Plenty more examples abound in the text, many that were new to me. The simple tools of observation such as Trace, and the intervention using Intent, provides some interesting ways of looking at design in a new way. Simple rules of Addition and Subtraction (Figure and Void) can be employed artistically in environmental art, but also give us opportunities to incorporate into more function-driven works on landscape architecture. The clues in the landscape (the ordinary and the functional) that are not explicity trying to capture the Eden-like garden of transcendence, but rather look to ways of making relevant austere spaces.
It’s interesting to note that, although often simple, it’s not just about removal (of materials, ornament, etc.) as Treib mentions was a possible flaw of modernist architecture where “simplicity was commonly achieved by elimination… what is experience close in is rarely greater that what can be seen at a distance.” Instead positing that: “Compression, in contrast to reduction, brings into seemingly simple surfaces and spaces constellations of details revealed only through movement and over time.” (63)
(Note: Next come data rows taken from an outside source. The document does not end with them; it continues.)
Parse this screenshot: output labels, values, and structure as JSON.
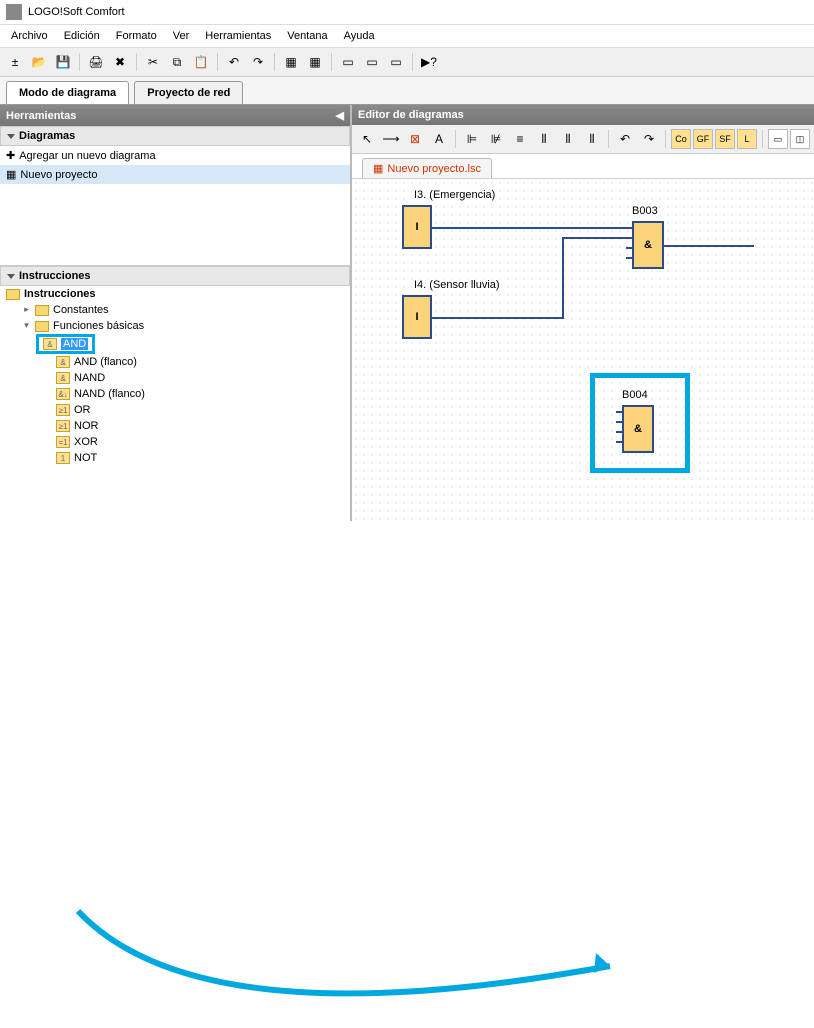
{
  "app": {
    "title": "LOGO!Soft Comfort"
  },
  "menu": {
    "archivo": "Archivo",
    "edicion": "Edición",
    "formato": "Formato",
    "ver": "Ver",
    "herramientas": "Herramientas",
    "ventana": "Ventana",
    "ayuda": "Ayuda"
  },
  "tabs": {
    "diagram_mode": "Modo de diagrama",
    "network_project": "Proyecto de red"
  },
  "left": {
    "tools_header": "Herramientas",
    "diagrams_header": "Diagramas",
    "add_new": "Agregar un nuevo diagrama",
    "new_project": "Nuevo proyecto",
    "instructions_header": "Instrucciones",
    "tree": {
      "root": "Instrucciones",
      "constantes": "Constantes",
      "funciones_basicas": "Funciones básicas",
      "items": {
        "and": "AND",
        "and_flanco": "AND (flanco)",
        "nand": "NAND",
        "nand_flanco": "NAND (flanco)",
        "or": "OR",
        "nor": "NOR",
        "xor": "XOR",
        "not": "NOT"
      }
    }
  },
  "editor": {
    "header": "Editor de diagramas",
    "tab_label": "Nuevo proyecto.lsc",
    "blocks": {
      "i3": {
        "label": "I3. (Emergencia)",
        "symbol": "I"
      },
      "i4": {
        "label": "I4. (Sensor lluvia)",
        "symbol": "I"
      },
      "b003": {
        "label": "B003",
        "symbol": "&"
      },
      "b004": {
        "label": "B004",
        "symbol": "&"
      }
    },
    "toolbtns": {
      "co": "Co",
      "gf": "GF",
      "sf": "SF",
      "l": "L"
    }
  }
}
This can happen with erosion, patina, as well as playing on seasonality and light, even with few elements, as long as they are employed with the goals of experiential quality in mind.
It’s heartening to see a simple (austere) work that is so full of inspirations. I’ve always been drawn to work of environmental artists, and this has reinforced the idea that there is much for designers to learn from to enliven their work. The ordinary and functional landscapes also provide inspiration not just in development of contextual design, but in how they provide form and manipulate space and microclimate.
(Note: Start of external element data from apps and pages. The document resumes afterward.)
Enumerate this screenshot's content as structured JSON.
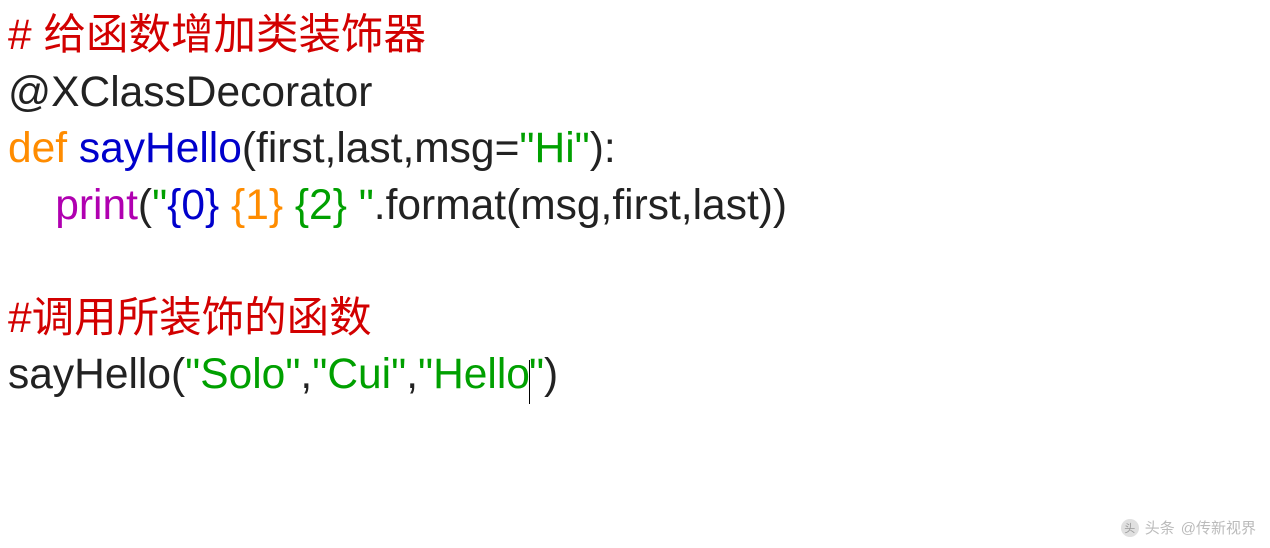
{
  "code": {
    "line1": {
      "comment": "# 给函数增加类装饰器"
    },
    "line2": {
      "at": "@",
      "decorator": "XClassDecorator"
    },
    "line3": {
      "def": "def ",
      "func": "sayHello",
      "open": "(",
      "p1": "first",
      "c1": ",",
      "p2": "last",
      "c2": ",",
      "p3": "msg",
      "eq": "=",
      "default_q1": "\"",
      "default": "Hi",
      "default_q2": "\"",
      "close": "):"
    },
    "line4": {
      "indent": "    ",
      "print": "print",
      "open": "(",
      "q1": "\"",
      "fmt0": "{0}",
      "sp1": " ",
      "fmt1": "{1}",
      "sp2": " ",
      "fmt2": "{2}",
      "sp3": " ",
      "q2": "\"",
      "dot": ".",
      "format": "format",
      "open2": "(",
      "a1": "msg",
      "c1": ",",
      "a2": "first",
      "c2": ",",
      "a3": "last",
      "close2": "))"
    },
    "line6": {
      "comment": "#调用所装饰的函数"
    },
    "line7": {
      "call": "sayHello",
      "open": "(",
      "q1a": "\"",
      "s1": "Solo",
      "q1b": "\"",
      "c1": ",",
      "q2a": "\"",
      "s2": "Cui",
      "q2b": "\"",
      "c2": ",",
      "q3a": "\"",
      "s3": "Hello",
      "q3b": "\"",
      "close": ")"
    }
  },
  "watermark": {
    "label": "头条",
    "author": "@传新视界"
  }
}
There’s also the biophilic and the concepts of inspirations of nature through biomimicry, which Treib mentions comes with an “economy of means”, with beehives, spider webs, birds nests and termite mounds representing “the transformation of minimal materials into an efficient and functional configuration. Maximizing the minimal.” (91)
The book is a no-brainer, easy to access and inspiring on multiple levels. It will not make you work but will make you think. About design. About inspiration. About purpose and what he calls Attending, or “in what way do we view, process, and evaluate what is before us?” (94) As we focus on environmental sustainability as a means and an ends, Treib’s final words perhaps gives the reason to engage in the book: “Following the directives of environmental responsibility provides only the basis for our designs; an appreciation of the austere landscape can direct its making and enrich our experience of the garden that results.” (100)
All images via Oro Editions unless otherwise noted.